Not yet a Member?
HR Magazine is highlighting the next generation of HR leaders.
Is your employee handbook ready for the New Year? With SHRM’s Employee Handbook Builder get peace of mind that your handbook is up-to-date.
30+ HR education programs, including 4 NEW programs on hot topics, are available for registration.
Join us in Chicago for the latest trends and technology in talent management, and what to expect in the future.
HR professionals increasingly view information technology (IT) certification as an important factor in making IT hiring decisions, but finding the right candidates still remains a challenge, research finds.
HR Perceptions of IT Training and Certification from CompTIA, a nonprofit trade association for the IT industry, surveyed HR executives, managers and professionals from 400 organizations in the U.S. in September 2014.
“Professional certifications—designations demonstrating an individual’s validated competency in particular aspects of technology—have long been a cornerstone of the IT workforce,” said Amy Carrado, director of research and market intelligence for CompTIA, in a news release.
However, “the unique role of certification in the IT field has long been a mystery to many HR and business executives unsure of their true value.”
That mystery, she explained to
SHRM Online, is because “there are hundreds of IT certifications, and unless IT hiring managers specifically request certain certifications in a job ad, [HR] probably wouldn’t be aware” of the different certifications and their significance. Some IT certifications are competency-based, while others focus on a specific understanding of a particular interface.

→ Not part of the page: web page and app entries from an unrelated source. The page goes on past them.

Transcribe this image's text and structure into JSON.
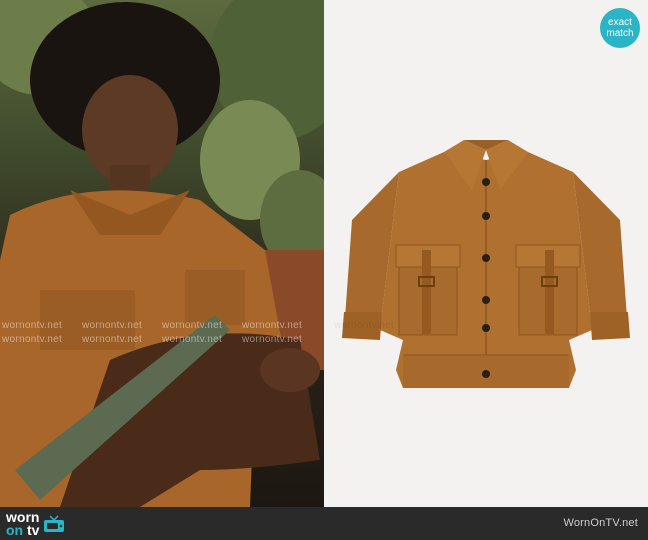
{
  "badge": {
    "line1": "exact",
    "line2": "match"
  },
  "footer": {
    "logo_prefix": "worn",
    "logo_on": "on",
    "logo_suffix": "tv",
    "site_credit": "WornOnTV.net"
  },
  "watermark_text": "wornontv.net",
  "colors": {
    "jacket": "#b0702f",
    "accent_teal": "#2bb3c6",
    "footer_bg": "#2a2a2a"
  },
  "icons": [
    "tv-icon"
  ]
}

However, CompTIA’s findings indicate that the mystery around IT certification is changing for HR, she noted. More than two-thirds of respondents to the 2014 survey indicated that IT certifications are very valuable, up from 30 percent in 2011.
The increased interest in IT certification is occurring more among employers looking for job candidates who have an understanding of encryption, according to James Stanger, senior director of product management. Stangeris in charge of all of CompTIA certifications.

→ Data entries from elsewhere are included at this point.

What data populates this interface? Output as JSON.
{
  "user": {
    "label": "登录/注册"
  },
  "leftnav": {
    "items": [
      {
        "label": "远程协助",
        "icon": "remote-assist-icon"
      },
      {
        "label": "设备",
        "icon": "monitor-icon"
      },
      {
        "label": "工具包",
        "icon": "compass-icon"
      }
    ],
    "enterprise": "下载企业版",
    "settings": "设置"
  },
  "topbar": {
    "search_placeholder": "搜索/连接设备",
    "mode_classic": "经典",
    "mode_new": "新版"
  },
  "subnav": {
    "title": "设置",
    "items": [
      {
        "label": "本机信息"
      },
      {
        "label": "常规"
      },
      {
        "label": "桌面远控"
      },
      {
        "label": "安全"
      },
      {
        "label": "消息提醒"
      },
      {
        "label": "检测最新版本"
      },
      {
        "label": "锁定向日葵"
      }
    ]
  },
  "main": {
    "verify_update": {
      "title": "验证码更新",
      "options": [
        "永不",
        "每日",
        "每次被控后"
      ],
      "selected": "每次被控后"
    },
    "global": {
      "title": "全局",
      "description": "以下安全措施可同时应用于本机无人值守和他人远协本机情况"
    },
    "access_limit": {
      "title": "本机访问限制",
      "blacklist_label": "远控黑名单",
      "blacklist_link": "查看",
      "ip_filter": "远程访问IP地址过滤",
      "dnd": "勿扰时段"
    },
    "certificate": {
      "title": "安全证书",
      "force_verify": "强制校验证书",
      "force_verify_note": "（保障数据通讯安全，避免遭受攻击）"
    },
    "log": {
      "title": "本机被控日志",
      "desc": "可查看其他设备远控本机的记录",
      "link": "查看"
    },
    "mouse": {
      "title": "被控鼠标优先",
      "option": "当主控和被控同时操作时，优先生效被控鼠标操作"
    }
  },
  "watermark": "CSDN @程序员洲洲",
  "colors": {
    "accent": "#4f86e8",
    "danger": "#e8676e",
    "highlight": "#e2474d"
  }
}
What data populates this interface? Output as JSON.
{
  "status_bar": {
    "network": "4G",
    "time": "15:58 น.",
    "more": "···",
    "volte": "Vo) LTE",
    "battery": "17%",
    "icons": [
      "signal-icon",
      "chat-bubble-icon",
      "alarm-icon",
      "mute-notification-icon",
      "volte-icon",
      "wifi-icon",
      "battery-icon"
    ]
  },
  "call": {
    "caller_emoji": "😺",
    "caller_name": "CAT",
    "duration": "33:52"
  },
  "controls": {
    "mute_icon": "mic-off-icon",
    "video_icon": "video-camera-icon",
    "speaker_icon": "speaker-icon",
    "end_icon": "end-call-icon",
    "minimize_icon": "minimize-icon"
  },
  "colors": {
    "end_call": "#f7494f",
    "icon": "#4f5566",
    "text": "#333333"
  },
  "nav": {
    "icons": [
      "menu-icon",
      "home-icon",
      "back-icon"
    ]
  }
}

“Increasingly, companies have a large ‘attack surface’—firewalls, the web server—making it easier for the [hacker] to attack the system,” he noted, adding that those systems are increasingly complex.
“Attackers are vendor-neutral. They will go after anything they can exploit. Organizations are realizing that [individuals with IT certification] are having much more insight into problem-solving, they communicate better and because of that, they are more productive,” Stanger told
With certification, “somebody needs to sign off on these skills at some level,” he said.
Nearly three-fourths of respondents surveyed said they often list certification as a requirement for certain IT jobs and use its attainment as a professional development or training tool. More than two-thirds said they often view candidates who hold an IT certification as being willing to work hard and meet a goal, and 60 percent thought certification confirmed the candidate’s subject matter knowledge and expertise.
HR values Certified Professionals
“HR executives also said certified hires get up to speed more quickly, are more likely to stay with the company long term, have a higher likelihood of being promoted and generally perform better than noncertified IT staff,” Carrado noted in the news release.
HR professionals who have a strong familiarity with certifications—92 percent of respondents held professional certifications themselves—valued IT certification more highly than others surveyed. They also are more likely to cite certification as a preference or requirement for IT job listings, according to the report.
The size of an organization also tends to be a consideration in how IT certifications factor into hiring. Small firms often use certifications as a requirement for certain jobs, and to measure a willingness to work and confirm subject matter expertise. Medium and larger organizations more often use IT certifications to differentiate between job candidates and as a screening criteria.
Still, more than 90 percent of respondents said that filling IT openings with the right candidates had been challenging over the past 12 months.
Employers typically want someone with a deep understanding of IT.
“You don’t just want someone who is pure Cisco, for example, but also has a broad understanding [of IT],” Stanger said. “People need to know how all of this fits together and what the implications are when you connect one system with another.” Also important is the ability to look ahead and anticipate IT issues.
Employers are looking for people with “the right combination of the hard skills ... combined with the soft skills. Getting that right kind of mix is an issue,” Stanger said. “You also need people who understand project management and understand what it means to work as a team.”
Kathy Gurchiek is the associate editor at HR News.
You have successfully saved this page as a bookmark.
Please confirm that you want to proceed with deleting bookmark.
You have successfully removed bookmark.
Please log in as a SHRM member before saving bookmarks.
Your session has expired. Please log in again before saving bookmarks.
Please purchase a SHRM membership before saving bookmarks.
An error has occurred
Recommended for you
Join SHRM's exclusive peer-to-peer social network
SHRM’s HR Vendor Directory contains over 3,200 companies